To achieve the desired accuracies in every machine function, DTS utilized the Siemens Simotion D435 motion controller, a compact, drive-based platform that incorporates motion control, logic control, and drive control in a single hardware unit for drive mounting. In this manner, the drive became the control for the entire machine’s functionality. Feeding off this platform are the multi-axis control drives of the Siemens Sinamics family, as well as Simatic I/O components and runtime software, plus the related HMI hardware, as supplied by RECO. 

Components were selected by the DTS engineers using the unique Siemens Converting Toolbox, a suite of product specifications and application software that allows an engineer the flexibility to customize portions of a machine build, then recall and reuse them or make modifications for subsequent builds. The reduction in subsequent machine design engineering time, according to Joe Drilling, reached approximately 80% on the second machine, and he anticipates a repeat of that scenario, every time. 

These factors were found most satisfying for DTS and especially its customer, which had previously used a vendor for machine upgrades who typically took months, even years, to research, develop, and implement design changes in the customer’s machine lines, according to Drilling. “With our more simplified layout of components and the flexibility we enjoyed with the Converting Toolbox, the learning curve shortened tremendously. Product and Matrix winder modules were configured to allow the diverse web tension ranges and accuracy required.
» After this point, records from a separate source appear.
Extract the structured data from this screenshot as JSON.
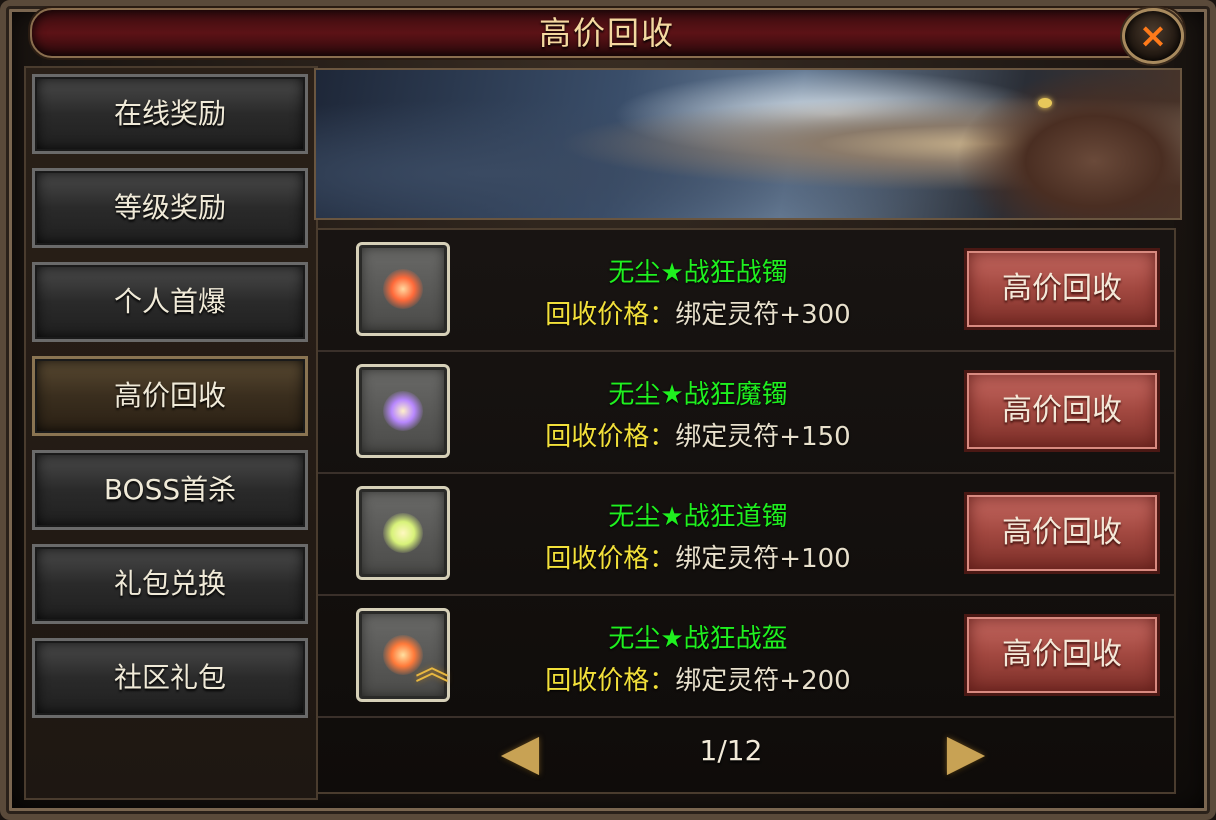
{
  "window": {
    "title": "高价回收",
    "close_icon": "×"
  },
  "sidebar": {
    "items": [
      {
        "label": "在线奖励",
        "active": false
      },
      {
        "label": "等级奖励",
        "active": false
      },
      {
        "label": "个人首爆",
        "active": false
      },
      {
        "label": "高价回收",
        "active": true
      },
      {
        "label": "BOSS首杀",
        "active": false
      },
      {
        "label": "礼包兑换",
        "active": false
      },
      {
        "label": "社区礼包",
        "active": false
      }
    ]
  },
  "list": {
    "items": [
      {
        "name": "无尘★战狂战镯",
        "price_label": "回收价格：",
        "price_value": "绑定灵符+300",
        "button": "高价回收",
        "icon": "bracelet-icon",
        "glow": "#ff6a3a"
      },
      {
        "name": "无尘★战狂魔镯",
        "price_label": "回收价格：",
        "price_value": "绑定灵符+150",
        "button": "高价回收",
        "icon": "bracelet-icon",
        "glow": "#b888ff"
      },
      {
        "name": "无尘★战狂道镯",
        "price_label": "回收价格：",
        "price_value": "绑定灵符+100",
        "button": "高价回收",
        "icon": "bracelet-icon",
        "glow": "#d8f27a"
      },
      {
        "name": "无尘★战狂战盔",
        "price_label": "回收价格：",
        "price_value": "绑定灵符+200",
        "button": "高价回收",
        "icon": "helmet-icon",
        "glow": "#ff7a3a"
      }
    ]
  },
  "pager": {
    "current": "1/12",
    "prev_icon": "◀",
    "next_icon": "▶",
    "scroll_icon": "︽"
  }
}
And most of all, the shaftless drive system we implemented allowed our web transport roll design on the individual machine sections to become much easier, faster, and completely repeatable.” The end result is very accurate web control and re-registration capability.

Joe Drilling concludes, “The marriage of Siemens motion control technology, their overall expertise in the converting industry, plus our engineering and build talents really worked to benefit our customer, who has been quite satisfied with machine performance to date.” 
Siemens system training and project development took place on-site at DTS.


Subscribe to PFFC's EClips Newsletter